The R4512 is not only a more substantial saw than the R4510, is much quieter if noise is a concern. Your shop is definitely small, but if you can make it work, there are some significant advantages going with a stationary saw with cast iron components and a belt drive induction motor.

-- Happiness is like wetting your pants...everyone can see it, but only you can feel the warmth....

View SurfHunter's profile


54 posts in 2380 days

#16 posted 10-18-2011 02:47 AM

I have the Bosch it’s a great machine. I have had no issues with it for the past few years. I bought it for its Portability and easy setup for the jobsites that I go to.

I guess it really depends on what you’ll mainly be using it for.

Now that I’m going to be cutting a lot of hardwoods I plan on picking up a Hybrid saw.. I have limited space aswell
2 car garage.

Maybe you can pick up a Hybrid saw and make some kind’ve mobile base for it and take it out of the shop when
you need it. if thats an option.

-- It’s not the hours you put in, but what you put into the hours that count.

Have your say...

You must be signed in to reply.

DISCLAIMER: Any posts on LJ are posted by individuals acting in their own right and do not necessarily reflect the views of LJ. LJ will not be held liable for the actions of any user.

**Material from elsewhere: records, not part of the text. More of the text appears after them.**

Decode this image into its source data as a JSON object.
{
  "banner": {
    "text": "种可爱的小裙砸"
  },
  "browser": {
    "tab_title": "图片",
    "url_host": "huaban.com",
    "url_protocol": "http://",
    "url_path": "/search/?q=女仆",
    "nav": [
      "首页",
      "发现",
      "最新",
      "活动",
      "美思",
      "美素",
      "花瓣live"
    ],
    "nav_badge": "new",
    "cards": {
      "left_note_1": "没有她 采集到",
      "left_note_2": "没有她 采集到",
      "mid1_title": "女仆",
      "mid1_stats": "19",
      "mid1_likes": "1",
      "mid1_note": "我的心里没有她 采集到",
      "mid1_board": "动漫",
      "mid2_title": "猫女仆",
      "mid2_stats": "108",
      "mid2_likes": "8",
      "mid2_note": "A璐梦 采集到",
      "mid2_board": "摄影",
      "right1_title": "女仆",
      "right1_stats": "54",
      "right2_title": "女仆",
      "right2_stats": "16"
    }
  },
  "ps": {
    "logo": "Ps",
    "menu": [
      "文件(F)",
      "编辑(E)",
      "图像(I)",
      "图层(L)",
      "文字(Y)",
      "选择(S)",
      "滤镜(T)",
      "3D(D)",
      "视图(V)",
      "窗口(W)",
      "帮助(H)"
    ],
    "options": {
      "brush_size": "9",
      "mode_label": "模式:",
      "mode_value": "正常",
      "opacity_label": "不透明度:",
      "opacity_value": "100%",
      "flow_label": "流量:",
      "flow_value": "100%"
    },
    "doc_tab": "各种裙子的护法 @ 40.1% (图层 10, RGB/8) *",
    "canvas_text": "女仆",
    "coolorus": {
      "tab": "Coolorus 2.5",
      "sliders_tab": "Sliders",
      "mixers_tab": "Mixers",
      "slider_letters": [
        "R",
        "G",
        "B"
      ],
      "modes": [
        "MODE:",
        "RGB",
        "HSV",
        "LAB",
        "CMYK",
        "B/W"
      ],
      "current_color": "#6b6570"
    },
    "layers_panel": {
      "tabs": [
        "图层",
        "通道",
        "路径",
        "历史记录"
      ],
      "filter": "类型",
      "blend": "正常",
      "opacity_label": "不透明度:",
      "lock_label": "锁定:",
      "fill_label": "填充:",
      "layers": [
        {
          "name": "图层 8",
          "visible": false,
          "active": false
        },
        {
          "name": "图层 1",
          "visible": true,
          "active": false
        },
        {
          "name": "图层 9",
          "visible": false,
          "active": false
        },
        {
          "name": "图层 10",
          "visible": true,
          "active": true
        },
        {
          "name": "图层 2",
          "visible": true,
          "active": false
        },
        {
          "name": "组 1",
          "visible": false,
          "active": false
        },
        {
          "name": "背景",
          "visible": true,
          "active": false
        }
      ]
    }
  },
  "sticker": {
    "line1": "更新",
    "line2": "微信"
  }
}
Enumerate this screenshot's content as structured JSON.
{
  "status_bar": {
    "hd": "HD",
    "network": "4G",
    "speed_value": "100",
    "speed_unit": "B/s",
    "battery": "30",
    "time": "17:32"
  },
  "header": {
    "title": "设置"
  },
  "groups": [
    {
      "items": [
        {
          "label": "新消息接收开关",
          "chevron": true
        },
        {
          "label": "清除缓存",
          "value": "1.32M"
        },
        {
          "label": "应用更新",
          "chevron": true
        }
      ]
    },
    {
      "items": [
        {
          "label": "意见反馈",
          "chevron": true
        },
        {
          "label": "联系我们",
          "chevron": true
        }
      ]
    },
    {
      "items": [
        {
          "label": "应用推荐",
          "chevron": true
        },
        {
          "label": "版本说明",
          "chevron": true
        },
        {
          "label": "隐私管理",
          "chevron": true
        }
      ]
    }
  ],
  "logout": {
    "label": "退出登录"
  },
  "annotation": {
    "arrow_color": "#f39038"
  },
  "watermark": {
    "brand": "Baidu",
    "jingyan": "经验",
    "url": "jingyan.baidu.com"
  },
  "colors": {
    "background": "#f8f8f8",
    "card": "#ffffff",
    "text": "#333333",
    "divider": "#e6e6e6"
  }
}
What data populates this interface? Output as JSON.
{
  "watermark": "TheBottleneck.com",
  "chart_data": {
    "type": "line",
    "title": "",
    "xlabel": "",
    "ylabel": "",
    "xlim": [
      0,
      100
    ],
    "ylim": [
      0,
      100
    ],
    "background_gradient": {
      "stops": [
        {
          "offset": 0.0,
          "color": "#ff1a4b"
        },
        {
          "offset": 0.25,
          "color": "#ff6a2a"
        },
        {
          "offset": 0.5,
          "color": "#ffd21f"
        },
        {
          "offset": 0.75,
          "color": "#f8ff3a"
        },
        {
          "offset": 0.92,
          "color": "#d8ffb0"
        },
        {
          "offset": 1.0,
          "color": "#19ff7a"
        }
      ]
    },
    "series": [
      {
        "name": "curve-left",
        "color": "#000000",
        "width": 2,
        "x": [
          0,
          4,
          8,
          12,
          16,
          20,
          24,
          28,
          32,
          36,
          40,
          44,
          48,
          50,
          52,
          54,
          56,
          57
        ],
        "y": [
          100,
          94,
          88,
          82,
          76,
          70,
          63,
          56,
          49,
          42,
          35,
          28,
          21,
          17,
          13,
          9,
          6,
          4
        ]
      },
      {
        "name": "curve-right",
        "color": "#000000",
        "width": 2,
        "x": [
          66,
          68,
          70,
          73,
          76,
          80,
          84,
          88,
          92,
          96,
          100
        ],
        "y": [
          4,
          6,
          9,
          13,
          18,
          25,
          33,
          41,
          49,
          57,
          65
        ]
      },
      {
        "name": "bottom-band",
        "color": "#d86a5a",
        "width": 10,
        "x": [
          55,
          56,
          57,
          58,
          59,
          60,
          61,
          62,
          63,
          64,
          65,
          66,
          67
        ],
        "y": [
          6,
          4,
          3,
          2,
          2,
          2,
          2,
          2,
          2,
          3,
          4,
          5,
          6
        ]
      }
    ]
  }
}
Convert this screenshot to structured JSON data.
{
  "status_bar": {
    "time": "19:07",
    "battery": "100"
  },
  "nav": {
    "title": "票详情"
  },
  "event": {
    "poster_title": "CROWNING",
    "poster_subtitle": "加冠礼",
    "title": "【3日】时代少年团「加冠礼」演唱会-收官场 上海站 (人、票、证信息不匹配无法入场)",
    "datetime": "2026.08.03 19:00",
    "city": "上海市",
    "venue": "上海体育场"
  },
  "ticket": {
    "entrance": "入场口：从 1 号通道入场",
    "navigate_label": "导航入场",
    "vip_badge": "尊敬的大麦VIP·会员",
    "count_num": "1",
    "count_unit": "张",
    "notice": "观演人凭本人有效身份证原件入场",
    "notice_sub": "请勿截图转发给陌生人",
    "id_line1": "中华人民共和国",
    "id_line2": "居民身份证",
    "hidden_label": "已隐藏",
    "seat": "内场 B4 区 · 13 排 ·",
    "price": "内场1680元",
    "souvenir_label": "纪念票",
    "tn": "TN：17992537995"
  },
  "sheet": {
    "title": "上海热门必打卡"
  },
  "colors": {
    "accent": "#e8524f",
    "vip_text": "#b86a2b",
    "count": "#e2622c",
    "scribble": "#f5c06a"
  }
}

Latest Projects | Latest Blog Entries | Latest Forum Topics